The news is that NHS waiting lists are up, to their highest for a decade:
About 4m people were waiting for National Health Service treatment at the end of June — the highest figure for almost a decade — according to the latest official data.
This is, apparently and according to one distinguished academic, proof of the iniquities of the Tories and of austerity:
It was bankers who created the Crisis. It wasn’t Labour. It wasn’t excess spending. If either had been true it would not have started elsewhere and been global. Excessive banking practices, deliberate deception and a far too relaxed attitude to regulation, based on neoliberal thinking, was what created the Crash.
Discussion on the anniversary has noted all too often how banking has recovered and is now robust and ready for the next downturn, which few now deny is on its way. I agree with the latter, I am not sure banking is that much stronger (time will tell) and like many I remain quite appropriately aggrieved at banks’ and bankers’ near risk free recovery.
But what has been too little noticed is the effect. The lost wages. The growing inequality. The creation of insecurity for most people as the price of strengthened bank balance sheets.
And NHS waiting lists: the sign that the state has shrunk under a wholly unnecessary policy of austerity that has let the neoliberals win and cost us all, dearly.
Umm, yes. Note that the complaint is that NHS waiting lists are now as high as they were near a decade ago, that's actually in Dec 2007. That's before the crash, in fact that's still when Brown was shovelling ever more into every public service he could find.
Logic therefore tells us that this intervening decade of Tories, of austerity, of the slaughter of everything social democracy holds holy, has in fact reduced NHS waiting lists.

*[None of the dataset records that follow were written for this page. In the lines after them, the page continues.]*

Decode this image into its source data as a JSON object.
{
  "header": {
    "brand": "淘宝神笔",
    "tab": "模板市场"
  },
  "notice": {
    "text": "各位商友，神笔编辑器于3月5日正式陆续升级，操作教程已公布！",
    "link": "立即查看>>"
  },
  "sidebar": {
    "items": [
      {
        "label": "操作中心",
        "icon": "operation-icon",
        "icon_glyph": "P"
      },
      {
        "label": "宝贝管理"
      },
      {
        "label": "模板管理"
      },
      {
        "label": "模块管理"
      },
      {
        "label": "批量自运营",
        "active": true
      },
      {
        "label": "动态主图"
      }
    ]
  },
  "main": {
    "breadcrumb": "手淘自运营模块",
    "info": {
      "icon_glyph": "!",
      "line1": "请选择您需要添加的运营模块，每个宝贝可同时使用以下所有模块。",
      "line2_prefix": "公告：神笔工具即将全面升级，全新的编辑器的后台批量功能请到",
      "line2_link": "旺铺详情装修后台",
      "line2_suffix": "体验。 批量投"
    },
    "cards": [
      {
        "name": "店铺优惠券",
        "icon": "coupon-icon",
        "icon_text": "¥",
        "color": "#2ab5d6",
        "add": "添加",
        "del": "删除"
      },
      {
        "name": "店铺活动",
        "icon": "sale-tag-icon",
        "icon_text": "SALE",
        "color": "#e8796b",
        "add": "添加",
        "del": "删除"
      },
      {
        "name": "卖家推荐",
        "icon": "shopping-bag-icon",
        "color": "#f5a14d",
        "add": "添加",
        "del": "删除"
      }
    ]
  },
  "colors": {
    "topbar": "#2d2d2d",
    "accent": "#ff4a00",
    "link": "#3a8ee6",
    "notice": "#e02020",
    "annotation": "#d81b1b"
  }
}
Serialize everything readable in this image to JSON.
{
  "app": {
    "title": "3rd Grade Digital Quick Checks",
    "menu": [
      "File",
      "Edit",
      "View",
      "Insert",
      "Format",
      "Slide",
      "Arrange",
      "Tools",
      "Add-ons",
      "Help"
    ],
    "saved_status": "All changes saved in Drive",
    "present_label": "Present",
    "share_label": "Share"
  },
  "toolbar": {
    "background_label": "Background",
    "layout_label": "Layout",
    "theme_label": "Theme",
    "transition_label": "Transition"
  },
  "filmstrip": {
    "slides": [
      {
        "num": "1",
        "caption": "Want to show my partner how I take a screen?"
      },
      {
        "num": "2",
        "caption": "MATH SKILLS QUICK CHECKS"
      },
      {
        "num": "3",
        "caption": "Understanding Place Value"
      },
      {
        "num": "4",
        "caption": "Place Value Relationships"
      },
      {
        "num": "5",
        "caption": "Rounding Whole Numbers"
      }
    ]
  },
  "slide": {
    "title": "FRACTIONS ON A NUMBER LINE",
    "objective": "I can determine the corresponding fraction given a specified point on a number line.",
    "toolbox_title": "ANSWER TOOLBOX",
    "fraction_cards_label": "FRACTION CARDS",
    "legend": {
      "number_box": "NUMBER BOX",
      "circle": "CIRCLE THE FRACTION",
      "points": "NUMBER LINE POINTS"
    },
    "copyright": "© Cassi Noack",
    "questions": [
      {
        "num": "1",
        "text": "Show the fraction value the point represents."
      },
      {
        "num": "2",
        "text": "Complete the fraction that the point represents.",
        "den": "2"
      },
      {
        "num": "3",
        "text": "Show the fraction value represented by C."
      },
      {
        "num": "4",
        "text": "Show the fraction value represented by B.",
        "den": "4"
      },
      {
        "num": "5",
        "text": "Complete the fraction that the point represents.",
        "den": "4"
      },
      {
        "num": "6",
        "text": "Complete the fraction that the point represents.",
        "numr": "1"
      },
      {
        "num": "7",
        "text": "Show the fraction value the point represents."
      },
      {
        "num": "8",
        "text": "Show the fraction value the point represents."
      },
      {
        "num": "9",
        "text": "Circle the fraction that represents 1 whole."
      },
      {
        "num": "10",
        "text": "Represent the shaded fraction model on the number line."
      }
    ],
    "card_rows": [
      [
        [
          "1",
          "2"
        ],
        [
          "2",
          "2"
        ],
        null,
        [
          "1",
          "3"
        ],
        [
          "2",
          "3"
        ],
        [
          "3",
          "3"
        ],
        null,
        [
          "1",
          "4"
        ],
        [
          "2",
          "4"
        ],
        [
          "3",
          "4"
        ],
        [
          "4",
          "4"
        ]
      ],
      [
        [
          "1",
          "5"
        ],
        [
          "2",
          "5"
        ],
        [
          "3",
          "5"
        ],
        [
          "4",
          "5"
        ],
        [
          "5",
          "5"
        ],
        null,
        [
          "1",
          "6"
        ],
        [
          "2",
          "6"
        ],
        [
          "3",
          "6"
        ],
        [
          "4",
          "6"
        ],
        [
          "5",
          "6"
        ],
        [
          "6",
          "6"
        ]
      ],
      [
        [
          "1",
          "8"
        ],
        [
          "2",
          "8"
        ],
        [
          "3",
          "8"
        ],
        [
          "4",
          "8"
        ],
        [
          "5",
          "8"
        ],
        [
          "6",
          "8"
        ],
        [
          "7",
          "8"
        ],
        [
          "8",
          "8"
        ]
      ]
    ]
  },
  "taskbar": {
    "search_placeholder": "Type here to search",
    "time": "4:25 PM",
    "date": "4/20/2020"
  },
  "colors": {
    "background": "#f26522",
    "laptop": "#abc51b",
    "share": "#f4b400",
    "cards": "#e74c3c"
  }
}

We'd love to know where they buy their logical arguments really. We can spot a business opportunity there in competing with their current supplier.